This question is closely related to another one I asked recently, and may be thought of as a warm-up to that one.
Consider $\mathbb R^n$ with its usual metric, and pick a one-form $b$ and a function $c$. Let $m$ be a positive constant, and consider the second-order differential equation for a function $q(t)$ $$ m\ddot q = db \cdot \dot q + dc $$ where I have used the metric to identify vectors and covectors, $dc$ is the differential of $c$, and $db$ is the exterior derivative of $b$ (it is contracted with $\dot q$ to yield a covector). In coordinates, and using Einstein's summation convention: $$ m\ddot q^i = \left(\partial\_i b\_j - \partial\_j b\_i\right)\dot q^j + \partial\_i c $$

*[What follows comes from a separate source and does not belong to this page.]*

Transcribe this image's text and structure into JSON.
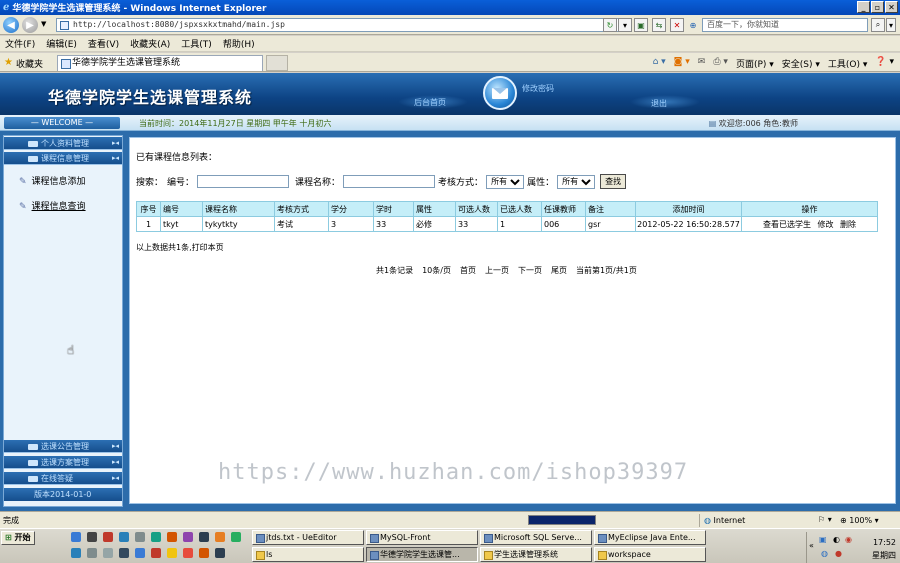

I am interested in the limit when $m\to 0$. For example, when $m=0$ and $b=0$ (or anyway when $b$ is closed), then the differential equation forces the path $q(t)$ to stay within the set of critical points of $c$ (this set is generically discrete, so that the only solutions are constant). At another (more generic) extreme, $db$ might be nondegenerate, and hence a symplectic form on $\mathbb R^n$. Then the equation $0 = db \cdot \dot q + dc$ is a nondegenerate first-order differential equation, exactly equivalent to Hamilton's equations for the symplectic manifold $(\mathbb R^n,db)$ with Hamiltonian $-c$. There is some gradation when $db$ is nonzero but has nontrivial kernel (as for example must happen if $n$ is odd).
So I basically get what happens when $m=0$. But can we understand the limit $m\to 0$? For example, if $m\neq 0$, then any initial value $(\dot q(0),q(0))$ determines a solution; for fixed initial values, how does this solution vary as $m\to 0$? Alternately, we can try to solve the boundary value problem, in which we prescribe $q(0)$ and $q(1)$. Then what happens to the solutions as $m$ shrinks? Since when $m=0$ we cannot find solutions with arbitrary initial velocity, it is unlikely that anything is particularly well-behaved in the limit, but not impossible.
Very specifically, I would like to know about the asymptotics of the solutions to the boundary and initial-value problems — what do solutions look like when $m$ is a formal variable? But more generally I'm happy with some statements about the regularity in the $m\to 0$ limit.